28 September 2018
There are niche sustainability players, content to appeal to a healthy-sized segment of the market based on concern for ethics, and then there are mainstream companies. Arguably, Marks and Spencer defines mainstream. It has the mixed blessing of ‘pillar of the establishment’ status. The slightest movement in its quarterly results makes effortless headlines, as does every mistake or mis-step.
So it would be understandable if M&S were somewhat cautious in its approach to sustainability - content to stay with the pack, as so many are. You certainly wouldn’t expect it to become a wild-eyed corporate radical.
There’s substance, and then there’s style. If anything, over the first ten years of its ‘Plan A’ programme, it has been a radical in terms of the substance of its action, whilst being sober and under-stated in its communication.
It knows that there needs to be a complete transformation of its business model if we’re going to live within our needs on a finite planet. But it also knows that it can only be one or two steps ahead of the customer, or else it loses everything.
So it’s no great surprise that the early years, and the initial tranche of commitments the company made, was about sorting out the plumbing. Getting the easier wins when it came to some of the products (such as healthier food options), sorting out supply chains, reducing waste and packaging. The early wins, which were not only successful in terms of environmental and social impact, but also in making a healthy contribution to the bottom line, helped to build confidence and ambition.
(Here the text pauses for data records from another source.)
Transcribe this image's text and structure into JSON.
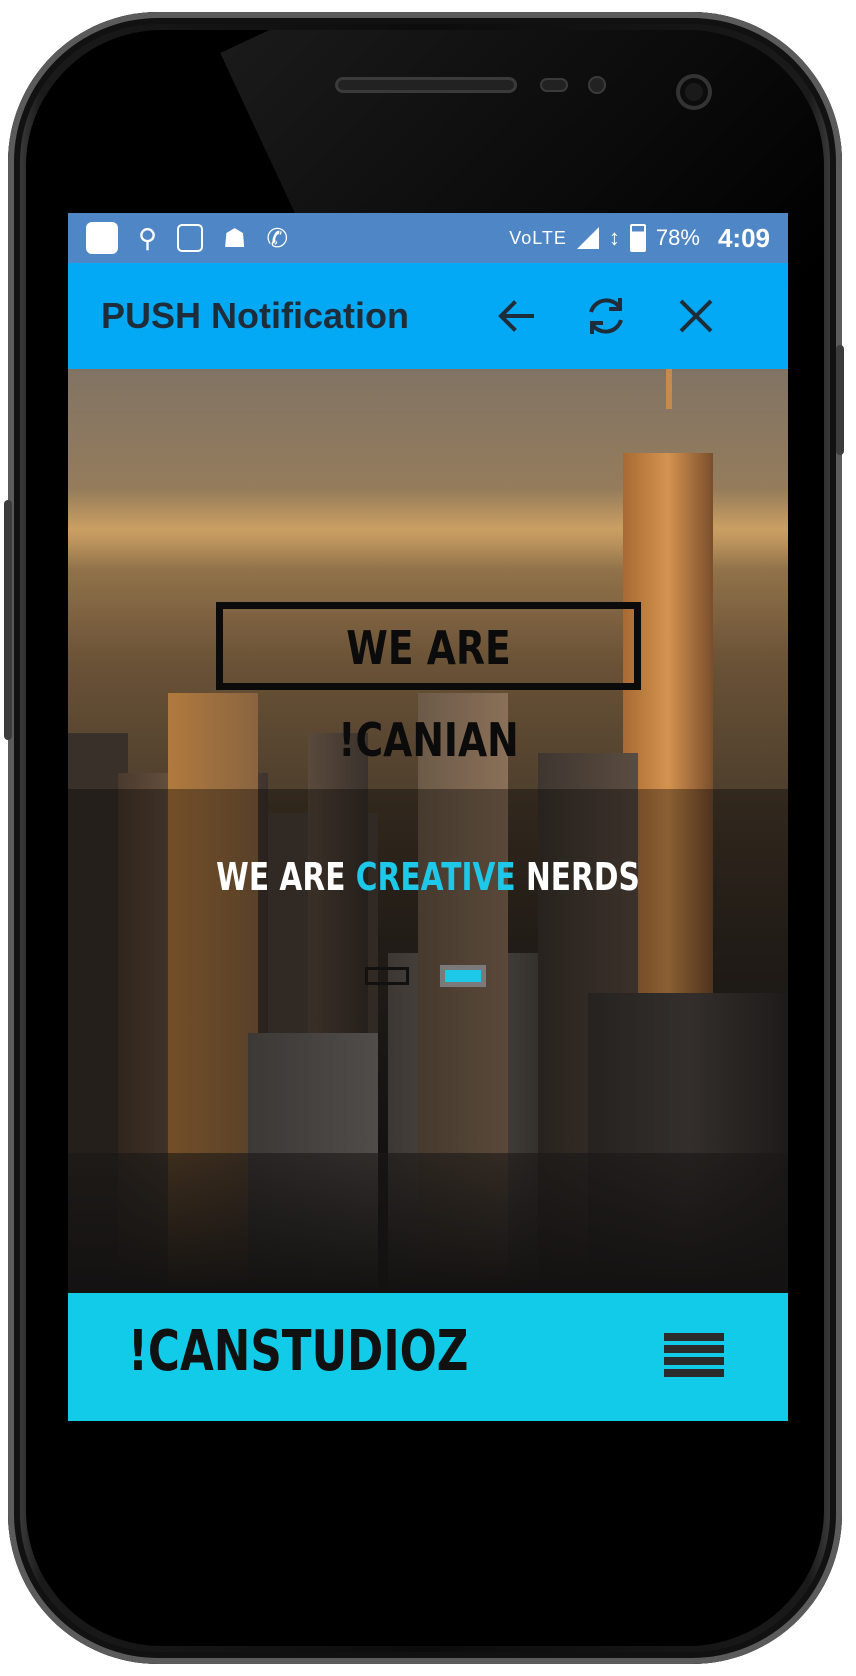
{
  "statusbar": {
    "network": "VoLTE",
    "network_small": "LTE",
    "battery": "78%",
    "time": "4:09"
  },
  "appbar": {
    "title": "PUSH Notification",
    "back_icon": "arrow-left-icon",
    "refresh_icon": "refresh-icon",
    "close_icon": "close-icon"
  },
  "hero": {
    "banner": "WE ARE !CANIAN",
    "tagline_part1": "WE ARE ",
    "tagline_accent": "CREATIVE",
    "tagline_part2": " NERDS",
    "slides": [
      {
        "active": false
      },
      {
        "active": true
      }
    ]
  },
  "footer": {
    "brand": "!CANSTUDIOZ",
    "menu_icon": "hamburger-menu-icon"
  },
  "colors": {
    "statusbar": "#4f86c6",
    "appbar": "#03a9f4",
    "accent": "#1ec8e8",
    "footer": "#12cbe8"
  }
}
And those were ground-breaking enough when they were launched. A hundred commitments - some of them quite far-reaching. Across the entire business. They got plenty of attention and deservedly so. But then it didn’t stop there. The initial hundred were followed by a further sixty. And then another tranche - each one taking the company further towards its stated aim of becoming the world’s most sustainable retailer (a hard-to-measure goal that has been dropped from more recent communications).
In the first ever episode of the Mallen Baker Podcast for Change Makers, director of Plan A and sustainable business, Mike Barry, described the early step by step approach that had to be taken at Marks & Spencer to get it positioned so that it could even contemplate taking on Plan A - and he also spoke about where it has gotten to now. Play the interview below (and if you like it, subscribe to the podcast).
The latest iteration of Plan A, with a target date of 2025, was launched recently. It now frames its ambition in terms of very concrete and quantified impact, and an enhanced focus on customers. Big picture, it aims to: help 10 million people lead happier, healthier lives; support 1,000 communities; and convert M&S into a zero-waste business. It’s an enormous challenge to sign up to, particularly at a time when the high-street retailer - in common with so many of its peers - is under real pressure to keep its financial performance tight.
As a leader, you must always have the fear that if you become famous for action on sustainability, then every time when the short-term figures are not as good as they could be, certain commentators and investors will ask “are they taking the eye off the ball?” The question exposes the lack of understanding of the questioner as to the nature of the ball in question - but that is no guarantee that such pressures can’t have an impact.
Ultimately, of course, it comes down to the product. Marks and Spencer does well when it produces food that people want to eat, and clothes that people - particularly women - want to wear. Having the most sustainable business in the world is no defence if you fail to do that.
In the interview above, Mike Barry highlights that fact very elegantly when he describes how he moved from going into colleagues offices and asking how they could help Plan A, to understanding that the real question was ‘How can Plan A (e.g. sustainability) help them to achieve their commercial goals?
If there are lots of different potential ways to be sustainable, the route that works best for the business is the one you need to find. Too many sustainability practitioners or campaigners fail to make that connection. Now he credits a lot of their success to the fact that they have only a small central Plan A team, but they have solid and active commitment from people across the business.
Can Marks and Spencer maintain its position as a success story into the future? Doing that over a decade is hard. And there’s no reason to think it gets any easier to do it over the second decade.
But if you meet Mike Barry and some of the top people he’s brought into his team, and you see the focus and commitment they have, the wealth of experience they’ve built up as to what works and yet still the courage to try new things - you would have to bet on that run of success continuing for quite some time yet.